***** Provided data

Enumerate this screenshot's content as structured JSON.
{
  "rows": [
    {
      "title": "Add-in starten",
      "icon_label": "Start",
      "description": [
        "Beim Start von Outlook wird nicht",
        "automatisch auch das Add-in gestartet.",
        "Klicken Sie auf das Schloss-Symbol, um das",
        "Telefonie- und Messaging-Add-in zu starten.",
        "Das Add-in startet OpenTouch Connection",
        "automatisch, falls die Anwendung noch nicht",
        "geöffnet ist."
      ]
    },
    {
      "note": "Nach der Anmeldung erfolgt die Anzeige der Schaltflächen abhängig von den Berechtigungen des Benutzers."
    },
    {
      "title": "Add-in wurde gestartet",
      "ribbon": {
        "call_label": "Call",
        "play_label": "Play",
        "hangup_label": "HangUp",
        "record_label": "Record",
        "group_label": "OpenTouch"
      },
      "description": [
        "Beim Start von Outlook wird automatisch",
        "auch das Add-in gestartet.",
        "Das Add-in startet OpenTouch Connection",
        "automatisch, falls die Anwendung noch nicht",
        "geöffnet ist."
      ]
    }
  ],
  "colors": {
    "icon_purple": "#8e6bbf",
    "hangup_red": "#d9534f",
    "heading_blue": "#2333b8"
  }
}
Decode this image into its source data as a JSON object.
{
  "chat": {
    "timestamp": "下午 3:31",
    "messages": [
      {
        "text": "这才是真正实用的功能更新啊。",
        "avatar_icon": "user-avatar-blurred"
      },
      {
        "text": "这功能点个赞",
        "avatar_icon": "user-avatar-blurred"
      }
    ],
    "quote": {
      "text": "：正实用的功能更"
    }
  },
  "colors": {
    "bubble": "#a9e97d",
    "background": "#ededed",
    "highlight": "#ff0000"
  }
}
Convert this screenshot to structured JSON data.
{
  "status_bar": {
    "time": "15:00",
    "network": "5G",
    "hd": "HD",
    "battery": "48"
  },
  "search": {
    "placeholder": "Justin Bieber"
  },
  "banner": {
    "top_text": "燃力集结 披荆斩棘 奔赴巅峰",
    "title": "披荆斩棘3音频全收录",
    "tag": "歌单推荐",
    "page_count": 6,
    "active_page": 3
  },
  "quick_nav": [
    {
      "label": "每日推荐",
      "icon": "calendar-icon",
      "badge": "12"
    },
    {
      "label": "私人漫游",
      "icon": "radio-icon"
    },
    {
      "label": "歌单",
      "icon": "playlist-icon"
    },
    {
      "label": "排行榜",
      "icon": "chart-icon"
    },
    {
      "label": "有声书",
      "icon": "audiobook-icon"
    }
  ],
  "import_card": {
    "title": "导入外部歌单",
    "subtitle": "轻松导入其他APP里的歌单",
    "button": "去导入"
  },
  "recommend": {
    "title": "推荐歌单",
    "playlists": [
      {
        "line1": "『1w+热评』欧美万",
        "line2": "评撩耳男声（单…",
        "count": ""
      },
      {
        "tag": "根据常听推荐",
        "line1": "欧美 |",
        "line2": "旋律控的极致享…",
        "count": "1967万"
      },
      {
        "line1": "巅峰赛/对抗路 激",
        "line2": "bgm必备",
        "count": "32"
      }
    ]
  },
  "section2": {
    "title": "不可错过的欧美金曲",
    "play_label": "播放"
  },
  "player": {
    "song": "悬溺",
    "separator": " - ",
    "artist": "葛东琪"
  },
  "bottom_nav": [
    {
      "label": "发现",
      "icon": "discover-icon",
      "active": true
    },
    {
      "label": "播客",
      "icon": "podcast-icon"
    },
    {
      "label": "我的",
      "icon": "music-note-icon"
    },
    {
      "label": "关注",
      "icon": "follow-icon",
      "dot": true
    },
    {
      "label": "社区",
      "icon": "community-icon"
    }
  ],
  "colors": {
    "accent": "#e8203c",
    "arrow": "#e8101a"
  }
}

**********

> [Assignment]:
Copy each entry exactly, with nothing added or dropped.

> [Response area]:
Enumerate this screenshot's content as structured JSON.
{
  "rows": [
    {
      "title": "Add-in starten",
      "icon_label": "Start",
      "description": [
        "Beim Start von Outlook wird nicht",
        "automatisch auch das Add-in gestartet.",
        "Klicken Sie auf das Schloss-Symbol, um das",
        "Telefonie- und Messaging-Add-in zu starten.",
        "Das Add-in startet OpenTouch Connection",
        "automatisch, falls die Anwendung noch nicht",
        "geöffnet ist."
      ]
    },
    {
      "note": "Nach der Anmeldung erfolgt die Anzeige der Schaltflächen abhängig von den Berechtigungen des Benutzers."
    },
    {
      "title": "Add-in wurde gestartet",
      "ribbon": {
        "call_label": "Call",
        "play_label": "Play",
        "hangup_label": "HangUp",
        "record_label": "Record",
        "group_label": "OpenTouch"
      },
      "description": [
        "Beim Start von Outlook wird automatisch",
        "auch das Add-in gestartet.",
        "Das Add-in startet OpenTouch Connection",
        "automatisch, falls die Anwendung noch nicht",
        "geöffnet ist."
      ]
    }
  ],
  "colors": {
    "icon_purple": "#8e6bbf",
    "hangup_red": "#d9534f",
    "heading_blue": "#2333b8"
  }
}
Decode this image into its source data as a JSON object.
{
  "chat": {
    "timestamp": "下午 3:31",
    "messages": [
      {
        "text": "这才是真正实用的功能更新啊。",
        "avatar_icon": "user-avatar-blurred"
      },
      {
        "text": "这功能点个赞",
        "avatar_icon": "user-avatar-blurred"
      }
    ],
    "quote": {
      "text": "：正实用的功能更"
    }
  },
  "colors": {
    "bubble": "#a9e97d",
    "background": "#ededed",
    "highlight": "#ff0000"
  }
}
Convert this screenshot to structured JSON data.
{
  "status_bar": {
    "time": "15:00",
    "network": "5G",
    "hd": "HD",
    "battery": "48"
  },
  "search": {
    "placeholder": "Justin Bieber"
  },
  "banner": {
    "top_text": "燃力集结 披荆斩棘 奔赴巅峰",
    "title": "披荆斩棘3音频全收录",
    "tag": "歌单推荐",
    "page_count": 6,
    "active_page": 3
  },
  "quick_nav": [
    {
      "label": "每日推荐",
      "icon": "calendar-icon",
      "badge": "12"
    },
    {
      "label": "私人漫游",
      "icon": "radio-icon"
    },
    {
      "label": "歌单",
      "icon": "playlist-icon"
    },
    {
      "label": "排行榜",
      "icon": "chart-icon"
    },
    {
      "label": "有声书",
      "icon": "audiobook-icon"
    }
  ],
  "import_card": {
    "title": "导入外部歌单",
    "subtitle": "轻松导入其他APP里的歌单",
    "button": "去导入"
  },
  "recommend": {
    "title": "推荐歌单",
    "playlists": [
      {
        "line1": "『1w+热评』欧美万",
        "line2": "评撩耳男声（单…",
        "count": ""
      },
      {
        "tag": "根据常听推荐",
        "line1": "欧美 |",
        "line2": "旋律控的极致享…",
        "count": "1967万"
      },
      {
        "line1": "巅峰赛/对抗路 激",
        "line2": "bgm必备",
        "count": "32"
      }
    ]
  },
  "section2": {
    "title": "不可错过的欧美金曲",
    "play_label": "播放"
  },
  "player": {
    "song": "悬溺",
    "separator": " - ",
    "artist": "葛东琪"
  },
  "bottom_nav": [
    {
      "label": "发现",
      "icon": "discover-icon",
      "active": true
    },
    {
      "label": "播客",
      "icon": "podcast-icon"
    },
    {
      "label": "我的",
      "icon": "music-note-icon"
    },
    {
      "label": "关注",
      "icon": "follow-icon",
      "dot": true
    },
    {
      "label": "社区",
      "icon": "community-icon"
    }
  ],
  "colors": {
    "accent": "#e8203c",
    "arrow": "#e8101a"
  }
}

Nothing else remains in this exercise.